was occupying it through parents or a parent buying for a student.” As
developers look to cash in on the high demand for real estate nears campuses,
parents seem to be happy to buy.
the rent being paid on an annual basis for two children to attend the same
university can reach upwards of $16,000 and a five-bedroom investment property
could bring in approximately $24,000 [with additional student renters], it
seems like a no brainer,” says Alison Tigert, a real estate agent in Toronto.
“Now, after taxes have been paid and maintenance of the property, the profits
might not be as lucrative, but you’re saving the original $16,000 you’d
otherwise be paying a landlord and getting nothing back in return.”
you have enough money saved for a solid down payment, then the math makes
sense. You can rent out the extra rooms in the property while your child is at
school, earn enough rent to cover the mortgage—ideally with a little left
over—and sell the property at a higher price point either when your child
leaves school or when you’re ready to move on.
there are a lot of responsibilities that come with purchasing a property for
your child to live in, and whether
this makes sense for you and your family depends on many factors. Janet Gray, a
Fee for Service Financial Planner and Money Coach, says the most important
thing to keep in mind is cash flow. “If you’re paying rent of $1,500, you’re
pretty sure you’re only paying $1,500. If you are paying a $1,500 mortgage
payment for example, then you’re also paying property tax as well, you pay
maybe for a parking space in the building, you’re also paying for unexpected
repairs that might need to be done, condo fees if it’s a condo.”
are a lot of additional costs associated with owning a rental property that you
don’t need to worry about as a tenant, and if you’re not prepared for them,
they have put a lot of stress on your finances. “If it’s in the short term then
there’s liquidity challenges.
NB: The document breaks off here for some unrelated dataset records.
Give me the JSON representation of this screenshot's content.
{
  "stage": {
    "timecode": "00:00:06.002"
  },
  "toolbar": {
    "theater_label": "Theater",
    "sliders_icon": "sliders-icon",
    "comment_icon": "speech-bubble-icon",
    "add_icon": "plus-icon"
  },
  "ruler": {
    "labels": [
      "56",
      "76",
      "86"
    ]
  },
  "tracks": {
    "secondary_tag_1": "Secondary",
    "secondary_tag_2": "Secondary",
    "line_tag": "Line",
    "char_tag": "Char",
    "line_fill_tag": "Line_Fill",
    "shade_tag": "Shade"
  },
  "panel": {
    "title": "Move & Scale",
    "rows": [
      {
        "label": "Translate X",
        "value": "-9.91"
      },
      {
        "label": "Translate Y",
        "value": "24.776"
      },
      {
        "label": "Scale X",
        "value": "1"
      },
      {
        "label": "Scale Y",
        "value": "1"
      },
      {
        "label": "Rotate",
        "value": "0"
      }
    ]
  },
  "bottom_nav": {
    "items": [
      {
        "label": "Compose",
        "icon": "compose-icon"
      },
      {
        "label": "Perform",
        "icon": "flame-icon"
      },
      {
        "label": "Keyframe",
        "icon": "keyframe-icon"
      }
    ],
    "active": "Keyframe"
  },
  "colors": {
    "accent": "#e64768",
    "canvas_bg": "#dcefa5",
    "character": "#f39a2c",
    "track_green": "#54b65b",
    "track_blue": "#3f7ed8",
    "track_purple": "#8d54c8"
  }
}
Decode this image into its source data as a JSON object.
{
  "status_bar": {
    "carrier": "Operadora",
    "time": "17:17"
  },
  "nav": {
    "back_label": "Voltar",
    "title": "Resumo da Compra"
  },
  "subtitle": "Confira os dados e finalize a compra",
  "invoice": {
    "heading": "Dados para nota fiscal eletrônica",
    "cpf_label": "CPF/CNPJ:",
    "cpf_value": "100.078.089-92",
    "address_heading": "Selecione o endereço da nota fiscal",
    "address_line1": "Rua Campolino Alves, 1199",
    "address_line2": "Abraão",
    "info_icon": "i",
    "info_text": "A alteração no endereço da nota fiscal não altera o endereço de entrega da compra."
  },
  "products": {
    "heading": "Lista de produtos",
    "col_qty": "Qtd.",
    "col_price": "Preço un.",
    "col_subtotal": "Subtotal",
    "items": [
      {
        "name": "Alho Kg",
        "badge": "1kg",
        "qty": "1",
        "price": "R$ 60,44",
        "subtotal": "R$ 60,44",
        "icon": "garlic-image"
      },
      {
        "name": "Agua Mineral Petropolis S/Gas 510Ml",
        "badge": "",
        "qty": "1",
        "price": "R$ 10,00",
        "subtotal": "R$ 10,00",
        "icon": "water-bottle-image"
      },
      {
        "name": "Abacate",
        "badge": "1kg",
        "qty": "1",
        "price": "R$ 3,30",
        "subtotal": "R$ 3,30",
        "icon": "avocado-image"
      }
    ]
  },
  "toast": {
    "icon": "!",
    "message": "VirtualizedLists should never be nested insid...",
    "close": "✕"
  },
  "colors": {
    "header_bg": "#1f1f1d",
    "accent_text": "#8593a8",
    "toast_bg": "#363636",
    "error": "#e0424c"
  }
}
You could have some of your cash tied up in real
estate assets that you might not have access to in the short term, so again it
relates to cash flow.” Do the math (or ask a financial advisor or accountant to
crunch the numbers on your behalf) to see whether you can comfortably cover the
regular costs associated with buying a property versus paying rent on behalf of
Additionally, buying a rental property comes with tax implications. As it will
not be your primary residence as the purchaser, you’ll be looking at forking
over capital gains tax—that’s calculated at your marginal rate on 50% of
any appreciation in the property’s value when you sell it. So, for example, if
you sell the property for $100,000 more than you paid, tax will be due on 50%
of that amount, or $50,000.
addition, there are ways to minimize that tax burden.
university or college accommodation for your child can be a hard purchase to
get right, but with the right planning, it can pay off. When it comes to the
property itself, Koven believes that, although it’s a little cliché, where you
buy is the most important factor. “Get to know the market, get to know the area
and how easy it is to rent. Everyone jokes, but it’s true, the top three things
in investment property are location, location, location.” Koven believes that
even if you can get a property for a steal, if you can’t rent it, you won’t be
making any kind of profit on it.
adds that almost as important as location is, “condition, condition,
condition”—what the property looks like and how well it’ been kept, matters.
“Landlords may think that students don’t have high standards,” she says, “but
in the long run, a house in better overall condition will rent faster, more
easily and get a higher rent than something that’s falling down.”
a regular cleaning service to a property rental is a trend that’s becoming more
popular and, Tigert thinks, quite savvy. Although it may marginally reduce
profits in the short run, it pays off over time, she says. Especially if you
live too far away to check on the property, regular visits from the cleaning
service provide “added security that rules are followed, and the property is
being maintained both from the tenant’s perspective and the landlord’s,” Tigert
it may be a smart investment decision, buying a property for your child isn’t
the easy way out. It’s key to ensure that your child is
ready to take on the responsibility of managing the property, and can be the
heavy when other renters step out of line. And it’s equally important that you
are prepared to service the property or cover the extra cost of property
management services to handle that for you. You need to be confident the
purchase works within your overall financial plan as an investment. If it does,
you may be saving tens of thousands of dollars in rent, and earning yourself a
pretty return after you sell the property.
Real Estate news in Money Sense by Ben Dinsdale